mini-Kus #26: Little Hilma, by Jyrki Heikkinen. This delightfully scratchy, beautifully hand-colored comic with an open-page layout is a magical realist look at a family with a father who alternates between being busy and creating a magical, fantasy world for his children. The story features a talking monkey who tells stories to the kids in a highly eloquent fashion and the father retrieving a talking duck who loves playing dress-up. There's no real narrative here, other than creating narratives in a variety of way for an audience that needs them for emotional and intellectual sustenance. The drawings and aesthetics of each page are delightful on their own, entirely apart from the dream logic of the story, as the readers and the children in the story are meant to enjoy the proceedings in exactly the same way: accept and enjoy what you see and hear, and don't worry about anything making sense.
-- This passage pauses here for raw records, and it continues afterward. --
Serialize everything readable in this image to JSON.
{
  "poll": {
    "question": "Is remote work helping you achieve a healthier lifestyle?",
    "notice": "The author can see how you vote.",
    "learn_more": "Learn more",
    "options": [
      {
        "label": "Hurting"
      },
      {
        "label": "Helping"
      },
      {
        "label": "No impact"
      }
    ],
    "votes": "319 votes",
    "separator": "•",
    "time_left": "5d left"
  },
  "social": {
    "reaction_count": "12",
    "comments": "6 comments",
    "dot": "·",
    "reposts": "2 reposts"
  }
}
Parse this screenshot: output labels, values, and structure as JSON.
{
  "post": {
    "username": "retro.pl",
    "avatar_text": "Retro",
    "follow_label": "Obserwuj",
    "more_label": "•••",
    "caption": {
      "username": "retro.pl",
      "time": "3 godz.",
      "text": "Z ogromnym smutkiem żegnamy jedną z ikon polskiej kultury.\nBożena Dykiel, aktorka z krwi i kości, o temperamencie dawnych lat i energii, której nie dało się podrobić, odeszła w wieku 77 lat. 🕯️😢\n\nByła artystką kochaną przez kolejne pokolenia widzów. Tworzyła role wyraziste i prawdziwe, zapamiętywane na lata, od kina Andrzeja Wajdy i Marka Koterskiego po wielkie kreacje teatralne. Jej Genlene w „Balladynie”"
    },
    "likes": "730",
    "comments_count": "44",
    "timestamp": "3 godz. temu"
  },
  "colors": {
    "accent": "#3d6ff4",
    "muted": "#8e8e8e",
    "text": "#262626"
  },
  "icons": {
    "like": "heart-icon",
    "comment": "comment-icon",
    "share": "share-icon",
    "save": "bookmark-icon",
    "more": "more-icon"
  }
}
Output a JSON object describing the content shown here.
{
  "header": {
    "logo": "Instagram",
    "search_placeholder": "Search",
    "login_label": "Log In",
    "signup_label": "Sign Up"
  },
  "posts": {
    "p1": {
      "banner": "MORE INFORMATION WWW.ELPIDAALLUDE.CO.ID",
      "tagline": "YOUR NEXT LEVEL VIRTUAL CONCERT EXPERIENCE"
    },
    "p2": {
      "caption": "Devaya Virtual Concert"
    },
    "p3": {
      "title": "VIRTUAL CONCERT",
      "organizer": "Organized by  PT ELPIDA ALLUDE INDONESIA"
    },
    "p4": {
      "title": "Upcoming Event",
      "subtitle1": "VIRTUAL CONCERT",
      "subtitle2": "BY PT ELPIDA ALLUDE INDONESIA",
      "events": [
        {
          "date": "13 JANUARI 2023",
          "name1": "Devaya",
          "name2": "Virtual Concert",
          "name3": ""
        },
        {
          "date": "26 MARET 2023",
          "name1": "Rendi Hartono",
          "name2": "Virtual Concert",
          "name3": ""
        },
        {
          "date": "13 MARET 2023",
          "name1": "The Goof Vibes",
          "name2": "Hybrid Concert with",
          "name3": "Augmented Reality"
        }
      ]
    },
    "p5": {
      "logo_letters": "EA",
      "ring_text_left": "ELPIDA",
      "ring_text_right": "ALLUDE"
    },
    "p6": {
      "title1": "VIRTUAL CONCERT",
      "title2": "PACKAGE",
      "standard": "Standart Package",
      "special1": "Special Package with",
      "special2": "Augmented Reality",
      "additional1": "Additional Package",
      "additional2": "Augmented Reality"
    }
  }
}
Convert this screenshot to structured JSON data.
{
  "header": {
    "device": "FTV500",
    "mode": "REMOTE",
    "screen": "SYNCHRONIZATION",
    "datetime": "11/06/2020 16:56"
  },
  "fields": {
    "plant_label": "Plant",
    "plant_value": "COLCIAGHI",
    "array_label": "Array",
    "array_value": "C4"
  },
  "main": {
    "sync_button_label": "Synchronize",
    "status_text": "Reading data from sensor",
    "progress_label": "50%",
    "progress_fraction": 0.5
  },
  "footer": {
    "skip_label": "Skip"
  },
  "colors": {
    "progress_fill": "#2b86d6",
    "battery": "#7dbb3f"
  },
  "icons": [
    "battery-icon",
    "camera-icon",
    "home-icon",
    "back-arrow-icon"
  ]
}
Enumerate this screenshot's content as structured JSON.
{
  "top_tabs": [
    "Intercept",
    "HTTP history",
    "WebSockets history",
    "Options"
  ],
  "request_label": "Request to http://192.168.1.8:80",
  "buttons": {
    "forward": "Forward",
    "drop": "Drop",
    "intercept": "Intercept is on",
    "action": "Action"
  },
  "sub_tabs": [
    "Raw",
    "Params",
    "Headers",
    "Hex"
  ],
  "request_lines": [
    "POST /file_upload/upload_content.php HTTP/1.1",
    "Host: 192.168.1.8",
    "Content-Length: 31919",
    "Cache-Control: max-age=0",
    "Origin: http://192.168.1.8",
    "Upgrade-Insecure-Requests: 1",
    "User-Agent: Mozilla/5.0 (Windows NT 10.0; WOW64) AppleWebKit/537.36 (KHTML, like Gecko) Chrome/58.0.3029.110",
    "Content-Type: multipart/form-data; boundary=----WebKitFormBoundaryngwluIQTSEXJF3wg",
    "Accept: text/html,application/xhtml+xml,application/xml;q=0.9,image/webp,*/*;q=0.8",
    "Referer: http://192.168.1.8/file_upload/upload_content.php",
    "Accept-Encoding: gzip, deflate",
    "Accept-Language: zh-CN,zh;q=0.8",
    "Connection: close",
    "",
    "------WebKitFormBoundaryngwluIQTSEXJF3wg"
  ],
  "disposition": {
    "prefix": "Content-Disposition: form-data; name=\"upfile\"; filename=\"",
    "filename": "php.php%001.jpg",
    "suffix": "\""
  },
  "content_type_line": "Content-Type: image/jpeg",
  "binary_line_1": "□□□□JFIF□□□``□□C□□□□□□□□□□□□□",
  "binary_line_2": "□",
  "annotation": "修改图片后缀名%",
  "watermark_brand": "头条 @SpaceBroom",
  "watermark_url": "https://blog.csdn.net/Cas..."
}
mini-Kus #27: Mathematical Solutions For A Global Crisis, by Jesse Jacobs. The Canadian cartoonist Jacobs stripped down his normally intricate artwork so as to better fit in this smaller format, throwing one powerful image per page at the reader. Always interested in concepts related to colonialism, futurism and ecology, Jacobs here posits a future world where each subsequent generation of humanity is half the size of its predecessors, until they reach microscopic and sub-microscopic sizes, asymptotically approaching infinite smallness. Each subsequent generation will be just a little more removed from the life, culture and beliefs of the prior generation, an evolutionary paradigm shift that requires each generation to go from one steady-state to another during their lifetimes. Jacobs might argue that thanks to technology, humanity is already experiencing these rapid paradigm shifts, only they don't have the resources or support to fully and safely process these changes. Jacobs' entire theory rests on the idea that scarcity is the significant cause of human misery, and that this idea would eliminate it. I'm skeptical regarding this idea, especially since it doesn't account for natural disasters and disease, but Jacobs comic is interesting as one of several that addresses the idea of a future utopia in uncompromising and optimistic terms. Of course, his use of bright colors and unusual geometric shapes both highlights the more mundane things he's illustrating as well concepts beyond our imaginging.